Singapore’s government is actively encouraging its businesses to explore commercial opportunities in Africa, a region currently accounting for only about 1% of its total global trade.
“Some of our companies have already established themselves in Africa over the years in certain niche industries,” said Dr Koh Poh Koon, Singapore’s minister of state for trade and industry, at a session organised for African-focused media outlets.
He said although Singapore is a small country, there are some industries where its companies have significant experience. For example, the city-state sees itself as an expert in the area of urban planning, and wants to export this expertise to Africa.

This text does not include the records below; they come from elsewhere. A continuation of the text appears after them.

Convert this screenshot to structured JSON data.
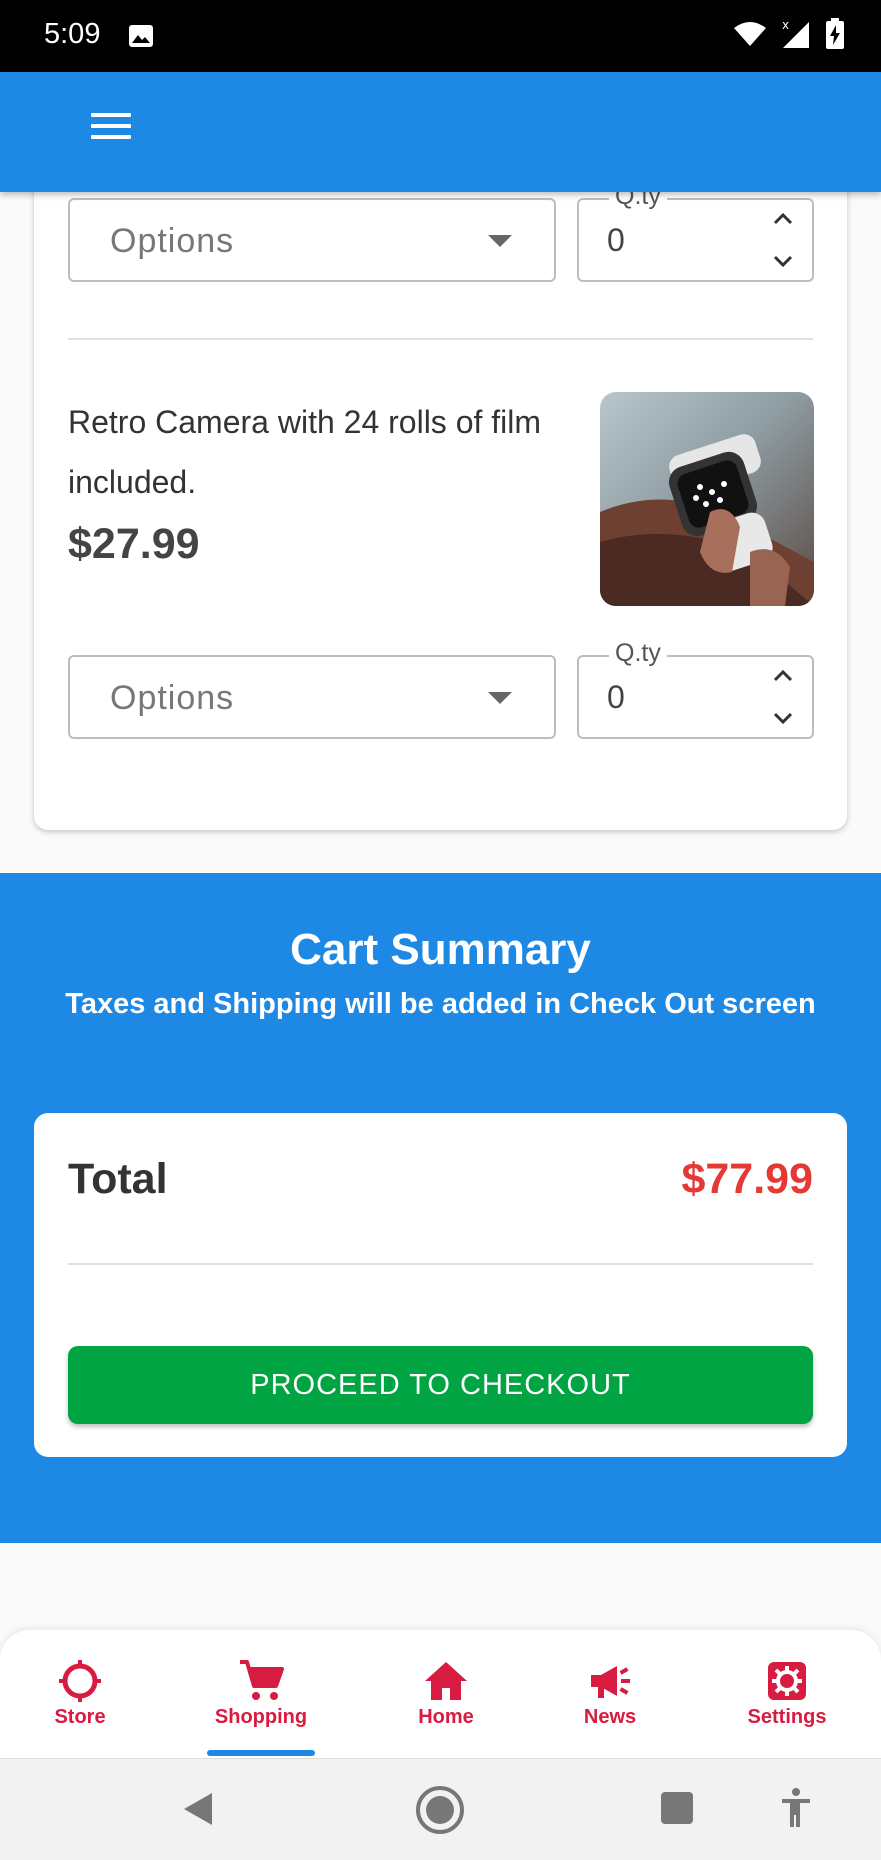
{
  "status_bar": {
    "time": "5:09",
    "icons": [
      "image-icon",
      "wifi-icon",
      "signal-icon",
      "battery-charging-icon"
    ]
  },
  "app_bar": {
    "menu_icon": "hamburger-menu-icon",
    "color": "#1e88e5"
  },
  "product_top": {
    "options_label": "Options",
    "qty_label": "Q.ty",
    "qty_value": "0"
  },
  "product": {
    "title": "Retro Camera with 24 rolls of film included.",
    "price": "$27.99",
    "image": "smartwatch-photo",
    "options_label": "Options",
    "qty_label": "Q.ty",
    "qty_value": "0"
  },
  "summary": {
    "title": "Cart Summary",
    "subtitle": "Taxes and Shipping will be added in Check Out screen",
    "total_label": "Total",
    "total_value": "$77.99",
    "checkout_label": "PROCEED TO CHECKOUT",
    "colors": {
      "background": "#1e88e5",
      "total": "#e53935",
      "checkout": "#00a443"
    }
  },
  "bottom_nav": {
    "active": "Shopping",
    "accent": "#d81b40",
    "items": [
      {
        "label": "Store",
        "icon": "target-icon"
      },
      {
        "label": "Shopping",
        "icon": "cart-icon"
      },
      {
        "label": "Home",
        "icon": "home-icon"
      },
      {
        "label": "News",
        "icon": "megaphone-icon"
      },
      {
        "label": "Settings",
        "icon": "settings-icon"
      }
    ]
  },
  "system_nav": {
    "buttons": [
      "back-icon",
      "home-circle-icon",
      "recents-icon",
      "accessibility-icon"
    ]
  }
}
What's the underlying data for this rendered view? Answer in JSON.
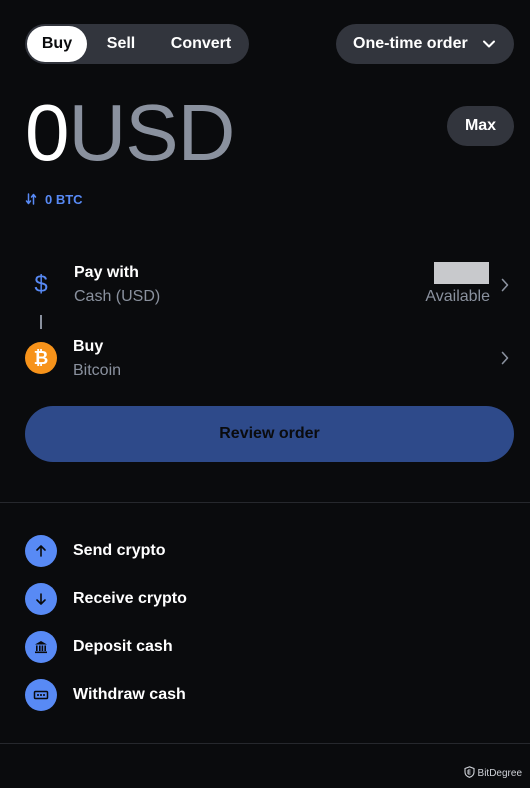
{
  "tabs": [
    {
      "label": "Buy",
      "active": true
    },
    {
      "label": "Sell",
      "active": false
    },
    {
      "label": "Convert",
      "active": false
    }
  ],
  "order_type": {
    "label": "One-time order",
    "icon": "chevron-down-icon"
  },
  "amount": {
    "value": "0",
    "currency": "USD"
  },
  "max_label": "Max",
  "crypto_conversion": {
    "value": "0 BTC",
    "icon": "swap-icon"
  },
  "pay_with": {
    "title": "Pay with",
    "subtitle": "Cash (USD)",
    "available_label": "Available",
    "icon": "dollar-sign-icon"
  },
  "buy_asset": {
    "title": "Buy",
    "subtitle": "Bitcoin",
    "icon": "bitcoin-icon",
    "icon_glyph": "₿"
  },
  "review_label": "Review order",
  "actions": [
    {
      "label": "Send crypto",
      "icon": "arrow-up-icon"
    },
    {
      "label": "Receive crypto",
      "icon": "arrow-down-icon"
    },
    {
      "label": "Deposit cash",
      "icon": "bank-icon"
    },
    {
      "label": "Withdraw cash",
      "icon": "cash-icon"
    }
  ],
  "watermark": "BitDegree",
  "colors": {
    "background": "#0a0b0d",
    "surface": "#32353d",
    "accent": "#588af5",
    "review_button": "#2e4a8a",
    "muted_text": "#8a919e",
    "bitcoin": "#f7931a"
  }
}
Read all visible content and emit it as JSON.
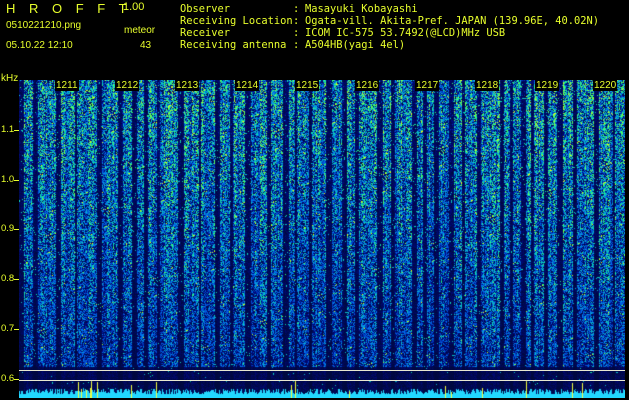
{
  "header": {
    "app_name": "H R O F F T",
    "version": "1.00",
    "filename": "0510221210.png",
    "date_time": "05.10.22 12:10",
    "meteor_label": "meteor",
    "meteor_count": "43"
  },
  "info": [
    {
      "label": "Observer",
      "value": "Masayuki Kobayashi"
    },
    {
      "label": "Receiving Location",
      "value": "Ogata-vill. Akita-Pref. JAPAN (139.96E, 40.02N)"
    },
    {
      "label": "Receiver",
      "value": "ICOM IC-575 53.7492(@LCD)MHz USB"
    },
    {
      "label": "Receiving antenna",
      "value": "A504HB(yagi 4el)"
    }
  ],
  "axis": {
    "unit": "kHz",
    "y_ticks": [
      "1.1",
      "1.0",
      "0.9",
      "0.8",
      "0.7",
      "0.6"
    ],
    "time_labels": [
      "1211",
      "1212",
      "1213",
      "1214",
      "1215",
      "1216",
      "1217",
      "1218",
      "1219",
      "1220"
    ]
  },
  "colors": {
    "text": "#e8ff2c",
    "background": "#000000",
    "spectrum_low": "#00105a",
    "spectrum_mid": "#0a5aff",
    "spectrum_high": "#2aff7a"
  }
}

“Singapore has limited land, so master planning for the long term is part of our psyche,” noted Dr Koh, highlighting a new town development in Tanzania promoted by Singaporean company Hyflux in conjunction with a local partner. The Star City project is expected to comprise an industrial/logistics park; residential areas and a university town.
Water solutions is another area of interest. “Our companies are pretty good in things like water technologies and water recycling. This was borne out of necessity because we were short of drinking water. Through research and innovation our companies have turned a limitation that we had into a huge opportunity. And today they are using this technology to compliment the needs of a growing sub-Saharan Africa by providing technology and services to recycle water and to also provide clean drinking water,” explained Dr Koh.
In transport and logistics, shipping company Pacific International Lines is already active throughout the continent, and, according to Dr Koh, port operator PSA International is eyeing opportunities to manage African ports. In the education sector, Singapore’s Institute of Technical Education (ITE) has already partnered with some African countries to improve vocational training.
Lessons for Africa
Singapore is globally seen as a development success story, having transformed itself from a poor country in the 1960s to one of the world’s most competitive economies.
According to Dr Koh, Singapore managed to industrialise by making it attractive for multinationals to set up shop in the country.
“In the early years when we became independent, I think we went through very much the same thinking process as African nations today – how do we create enough jobs for our people to give them a good income? So we went onto the industrialisation track. And one of the things we did was to bring in the multinational companies (MNCs) – making the economy open enough and attractive enough for them to be here. Because unless you yourself have all the necessary know-how to start all the industries by yourself, how can you begin to create all these jobs out of nowhere?
“When MNCs come in they create jobs, but they also create an ecosystem for other SMEs to support them… And when MNCs come, they also bring along the financial institutions, and then along the way you grow the financial sector. The banks want to be there where their customers are.”
Dr Koh stressed the importance of providing a favourable business environment for multinationals. “When you ask people to put in millions and millions of dollars in infrastructure, they want to have certainty and transparency. They want to know that you are not going to expropriate their investments through an unstable political system or corruption… The rule of law is very important, especially if you don’t have any investment treaties that you have signed with the home country of the MNC… If they cannot see transparency and certainty, they are not going to come.”
He also cautioned against having unrealistic development ambitions. “Some countries want to build high-tech industrial parks, because they are captured by the notion of high technology and innovation. But you got to ask yourself if you’ve got the workforce for that. You cannot go on the same bandwagon as someone else in a different phase of development.
“Smart city is a term that many people use. However, the question is: do you have the people with the level of education, the level of technological savviness? Is your entire ecosystem ready for smart technology? At the end of the day, the smart city and the smart technology must make life better for people. It must not increase the rich-and-poor divide. If everyone in the country doesn’t even have a computer, it means only the rich can use the smart technology and the smart services.”